Instead of a chill pill, why not try some chill powder? New York City transplant Konstanze Zeller, originally from Austria and now inhabiting a 300-year-old refurbished stone house in Marbletown that she calls “Seven Miles to Kingston” after the sign outside, has added CBD powder to her burgeoning business. CBD stands for cannabidiol, one of the many psychoactive ingredients found in marijuana.
Unlike THC, the major active ingredient in weed, CBD is legal for use. It has found its way into a variety of products, including medicine for epileptics and nervous pets.
Zeller’s “CBD Sublime Adaptogenic Powder” was being sold at a CBD-promoting event at Anderst on North Front Street in the Kingston Stockade. Mixed with sparkling water, Zeller billed the mixture as “CBD champagne” (apparently, you can also mix the powder into real champagne).

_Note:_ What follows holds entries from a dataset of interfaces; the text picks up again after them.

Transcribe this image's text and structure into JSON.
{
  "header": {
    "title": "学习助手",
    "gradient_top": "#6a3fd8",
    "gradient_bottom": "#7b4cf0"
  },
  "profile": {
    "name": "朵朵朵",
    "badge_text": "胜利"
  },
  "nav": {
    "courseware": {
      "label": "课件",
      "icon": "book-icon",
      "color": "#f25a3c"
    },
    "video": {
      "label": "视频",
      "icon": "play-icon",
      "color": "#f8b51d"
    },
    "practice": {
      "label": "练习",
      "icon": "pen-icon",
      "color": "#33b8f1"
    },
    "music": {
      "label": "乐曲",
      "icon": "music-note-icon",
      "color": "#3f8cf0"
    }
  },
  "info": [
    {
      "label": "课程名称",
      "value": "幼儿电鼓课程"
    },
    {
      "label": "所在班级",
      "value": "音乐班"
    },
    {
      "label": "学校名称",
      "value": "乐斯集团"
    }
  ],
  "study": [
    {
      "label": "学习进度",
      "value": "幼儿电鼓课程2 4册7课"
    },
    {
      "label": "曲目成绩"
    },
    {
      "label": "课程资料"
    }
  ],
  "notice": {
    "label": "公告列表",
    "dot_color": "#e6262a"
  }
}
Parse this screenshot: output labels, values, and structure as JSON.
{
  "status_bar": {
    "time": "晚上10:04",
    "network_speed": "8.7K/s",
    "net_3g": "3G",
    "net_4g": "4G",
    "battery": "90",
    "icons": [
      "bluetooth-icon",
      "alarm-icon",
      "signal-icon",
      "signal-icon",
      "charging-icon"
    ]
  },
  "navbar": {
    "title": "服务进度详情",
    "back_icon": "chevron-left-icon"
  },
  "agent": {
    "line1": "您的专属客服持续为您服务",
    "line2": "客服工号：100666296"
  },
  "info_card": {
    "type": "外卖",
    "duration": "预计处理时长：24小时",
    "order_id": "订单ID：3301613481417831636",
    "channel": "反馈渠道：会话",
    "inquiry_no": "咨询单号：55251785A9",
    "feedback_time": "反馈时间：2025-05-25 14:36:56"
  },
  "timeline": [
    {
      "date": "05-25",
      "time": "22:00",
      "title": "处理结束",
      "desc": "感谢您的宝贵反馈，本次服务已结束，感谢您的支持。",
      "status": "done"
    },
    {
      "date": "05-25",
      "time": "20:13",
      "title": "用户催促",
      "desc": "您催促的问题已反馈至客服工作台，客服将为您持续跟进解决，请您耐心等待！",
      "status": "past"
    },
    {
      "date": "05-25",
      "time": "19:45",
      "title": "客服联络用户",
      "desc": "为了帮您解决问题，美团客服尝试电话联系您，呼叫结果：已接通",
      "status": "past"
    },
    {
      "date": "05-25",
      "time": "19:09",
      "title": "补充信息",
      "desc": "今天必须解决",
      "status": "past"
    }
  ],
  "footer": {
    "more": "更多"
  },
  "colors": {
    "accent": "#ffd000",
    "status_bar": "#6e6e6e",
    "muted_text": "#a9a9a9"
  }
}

From the moment I finished my small glass, I felt markedly — shockingly — calm. An irksome pain in my neck was forgotten. According to the packaging, one or two teaspoons of the stuff should be mixed into each five-ounce serving of liquid you imbibe.
Along with CBD, other “adaptogens” are mixed into the powder — including astralagus, a flowering plant also called “locoweed” and “goat’s thorn,” which is beneficial for the immune system, according to Zeller. There’s also maqui berry, a sweet purple antioxidant; rhodolia, a golden root herb with a calming effect; eleuthero, a staple of eastern medicine; and MCTs — man-made fats produced by processing coconut oil.
Zeller’s company, Cocorau, was founded in 2015 by the fashion-world entrepreneur after a 35-year career as a hairstylist and makeup artist preparing top models to look and feel their best in front of the camera. Zeller said she took her experience and knowledge and designed what she calls the ‘Raw Couture Collection,’ a handmade variety of raw nutrient-based snacks and herbal powders.
She attributes her flair with raw ingredients to a lifetime of traveling the world and witnessing the power of natural, healthy foods first-hand, Cocorau’s products are, in Zeller’s words, intended to “bring sophisticated flavor and gift-worthy design to the raw-nutrition category.”
Free of soy, sugar, dairy, and genetically modified ingredients, the company’s line of “Power Bites” serve as quick, ready-to-eat snacks for health-conscious consumers looking to elevate their health and energy while meeting their nutritional needs. Based on a foundation of 100 percent raw organic cacao, each of the six types of bites is tailored to provide a different benefit according to its herbal components. For example, their “So Hum” bite is infused with essence of lavender, touted for its calming, anti-inflammatory properties. The “Dopatonin” bite comes packed with metabolism-boosting chile peppers and a generous chock of mood-elevating, pain-relieving L-DOPA, an amino acid produced regularly by the human body.
Of particular note is Cocorau’s “CBD Bite.” Cannabidol, an extract of the hemp plant, has been making a big splash in headlines and storefronts over the past year. It’s believed to be a widely beneficial and legal alternative to the hemp plant’s more infamous kissing cousin, THC. Unlike THC, products containing cannabidol lack the effects of a psychoactive, euphoric “high” but can provide relief from inflammation, pain, anxiety and stres.
For Zeller, cannabidol isn’t just good business, but a product poised to make serious headway in the health world. “CBD has such a market now. It’s taking over and they’re predicting it’s going to be bigger than THC ever was. I think it’s an important product for health, and feeling well. … With CBD you don’t get ‘stoned’ but you’re really relaxed. It’s healing for any kind of inflammation.”
Zeller’s father has arthritis. “I help him with it,” she said. “People are already believing. I am meeting with Hudson Hemp, the first CBD producer in New York City. I would be interested in stopping working with [my current producer in Oregon] — I love working with local farmers to see exactly how they make it.”
A cannabis analytics firm projects that, the sale of cannabidol products is likely to skyrocket, quadrupling from $535 million in 2018 so far to forecasts of over $1.9 billion in sales by 2022.
Zeller’s wares are available at a number of other locations in the Hudson Valley, including Sunflower Natural Foods in Woodstock, Omega in Rhinebeck, Barnday’s in High Falls, and at O & Co. in Saugerties. Zeller has also hosted dinner events at her location in Marbletown. She plans many more tastings and CBD sampling activities at Seven Miles to Kingston in the future.
For now, it is Zeller’s hope that the availability, quality, and ease of use of her products might tempt you to dip your foot into a new world of natural wellness that you may have otherwise overlooked. A glass of CBD “champagne” a day may be enough to keep the doctor at arm’s length for another day. For more information, Konstanze Zeller can be easily contacted via Cocorou’s website.